Saturday, November 22, 2014

What is Missing?

Still from Maya Lin’s video Unchopping a Tree

Acclaimed artist, architect, and designer Maya Lin (best known as the designer of the Vietnam Veterans Memorial in Washington, DC) delivered the Oregon Humanities Center’s O’Fallon Memorial Lecture this past Thursday at the University of Oregon. I fully expected to be impressed by a review of Lin’s extraordinary oeuvre. What I and the many others who packed the EMU Ballroom didn’t expect was to come away both shaken and moved by what she has described as her latest and final memorial project: What is Missing? 

What is Missing? blends art and science to raise awareness about the ongoing loss of biodiversity and natural habitats. It is a multi-media, multi-site memorial that aims to build awareness about species loss and highlight what scientists and environmental groups throughout the world are doing to protect species and habitats. Maya Lin’s intent is to bring the magnitude of the sixth extinction to our attention through artistic means. 

Many of us are fully aware that we’re on the brink of a sixth mass extinction on par with the five others that have punctuated our planet’s history. I fear we may have already passed the tipping point insofar as large-scale climate change (and its concomitant and exponential acceleration of habitat and species loss) is concerned. It is beyond tragic. What is Missing? alerts us about the very real immediacy of the crisis and how catastrophic and dreadful its impacts will be if we choose to do nothing. This shouldn’t be necessary, and yet there I was in the audience shocked again by the magnitude of the calamity unfolding before us. It’s far too easy for me—for all of us—to ignore or forget our responsibilities to protect our planet when our day-to-day concerns are so distracting. 

What is Missing? debuted in 2009. Since then Lin has continuously been working on the ambitious undertaking in the form of multiple permanent and temporary art installations, more than 70 videos, and the What is Missing? interactive website(1). Among other things, she uses her work to emphasize the importance of preventing deforestation as a way of reducing emissions and protecting animals and habitat. She engages her audience through interactive media, asking visitors who view (and listen to) her work to contribute their own stories of loss and or recovery in the natural world.
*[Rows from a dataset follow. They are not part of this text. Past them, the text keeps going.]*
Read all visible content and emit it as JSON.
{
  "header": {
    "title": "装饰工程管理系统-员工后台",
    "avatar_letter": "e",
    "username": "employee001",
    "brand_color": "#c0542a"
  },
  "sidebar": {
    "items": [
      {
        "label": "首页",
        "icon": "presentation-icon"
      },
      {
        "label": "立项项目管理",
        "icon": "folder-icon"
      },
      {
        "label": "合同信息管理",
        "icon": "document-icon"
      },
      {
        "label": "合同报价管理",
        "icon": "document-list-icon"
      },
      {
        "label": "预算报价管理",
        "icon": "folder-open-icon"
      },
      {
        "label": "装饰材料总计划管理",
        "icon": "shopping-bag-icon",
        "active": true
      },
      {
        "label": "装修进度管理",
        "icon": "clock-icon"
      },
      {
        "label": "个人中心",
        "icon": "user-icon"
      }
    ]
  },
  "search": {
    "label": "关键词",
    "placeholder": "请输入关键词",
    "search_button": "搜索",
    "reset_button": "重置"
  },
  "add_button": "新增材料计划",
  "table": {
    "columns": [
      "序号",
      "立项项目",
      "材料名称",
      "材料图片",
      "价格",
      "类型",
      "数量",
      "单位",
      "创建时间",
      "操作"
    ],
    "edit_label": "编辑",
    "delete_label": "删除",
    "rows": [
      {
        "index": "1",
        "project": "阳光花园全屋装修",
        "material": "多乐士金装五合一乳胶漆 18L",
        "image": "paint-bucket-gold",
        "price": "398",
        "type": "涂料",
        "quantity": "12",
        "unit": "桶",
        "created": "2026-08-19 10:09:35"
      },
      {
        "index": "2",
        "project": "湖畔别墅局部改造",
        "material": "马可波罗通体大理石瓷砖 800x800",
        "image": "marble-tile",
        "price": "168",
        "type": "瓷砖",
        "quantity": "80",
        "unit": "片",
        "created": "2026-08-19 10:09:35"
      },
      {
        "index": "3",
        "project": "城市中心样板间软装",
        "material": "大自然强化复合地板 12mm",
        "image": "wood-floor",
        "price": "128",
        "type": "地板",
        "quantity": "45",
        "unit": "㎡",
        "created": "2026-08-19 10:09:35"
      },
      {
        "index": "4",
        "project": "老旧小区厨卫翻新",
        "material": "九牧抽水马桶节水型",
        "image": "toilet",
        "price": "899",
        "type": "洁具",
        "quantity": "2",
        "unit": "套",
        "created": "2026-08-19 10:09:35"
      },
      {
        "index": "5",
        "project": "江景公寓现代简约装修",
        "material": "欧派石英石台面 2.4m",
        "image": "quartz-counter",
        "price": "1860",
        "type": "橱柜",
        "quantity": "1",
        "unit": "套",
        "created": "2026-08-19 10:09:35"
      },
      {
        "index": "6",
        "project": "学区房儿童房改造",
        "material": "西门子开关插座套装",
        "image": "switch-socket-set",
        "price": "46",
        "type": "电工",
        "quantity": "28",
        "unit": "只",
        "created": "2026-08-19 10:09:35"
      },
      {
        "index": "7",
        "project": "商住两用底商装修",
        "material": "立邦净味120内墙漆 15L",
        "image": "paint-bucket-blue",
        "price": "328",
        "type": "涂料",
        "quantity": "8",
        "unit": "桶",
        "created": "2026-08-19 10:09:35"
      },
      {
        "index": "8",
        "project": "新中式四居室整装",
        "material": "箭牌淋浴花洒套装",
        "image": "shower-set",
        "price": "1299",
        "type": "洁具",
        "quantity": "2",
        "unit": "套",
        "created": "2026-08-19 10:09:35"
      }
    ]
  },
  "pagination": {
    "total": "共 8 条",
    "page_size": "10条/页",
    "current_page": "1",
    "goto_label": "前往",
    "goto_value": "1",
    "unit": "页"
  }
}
I’m surprised I wasn’t previously aware of Maya Lin’s What is Missing? project. I like to think I’m pretty well-informed when it comes to the activities of the most notable thought-leaders in the design universe but I obviously wasn’t paying attention to what may prove to be her magnum opus. 

Lin did not devote the entirety of the lecture to What is Missing? She initially offered a brisk overview of her career’s work, glossing over her most familiar pieces (such as the Vietnam Veterans Memorial, the Civil Rights Memorial in Montgomery, the Women’s Table at Yale University, and the Wave Field at the University of Michigan). She did dedicate more time to the Confluence Project, perhaps because of the relative proximity of that series of outdoor installations and interpretive artworks to Eugene. Of these, I found the yet-to-be completed Celilo Park site the most intriguing, in part because of my familiarity with its important story(2)
Celilo Falls, before the falls were flooded by The Dalles Dam in 1957.

Maya Lin is obviously brilliant. She’s been blessed with opportunities to deliver her messages in ways that are impactful, perspective-altering, and thought-provoking. She is the rare personification of a total artist, equally at home with a variety of media at all scales. What is Missing? may be her “last” memorial but I fully expect she’ll never finish it, at least without the confidence that humankind has taken heed of its message. 
Click the link below for a video of Maya Lin’s complete November 20 lecture:

(1)    Curiously, the What is Missing? website appears to be inactive at the moment.

(2)    Years ago, my wife worked as an archaeologist on digs in the vicinity of where the now-lost Celilo Falls once served as a gathering place for thousands of Native Americans and an important salmon fishery.

1 comment:

Anonymous said...

And in most cases those trees are completely wasted, just burned up where they are felled to simply clear the land to grow more coffee or corn. And those crops just deplete the delicate land. This is a crime against nature.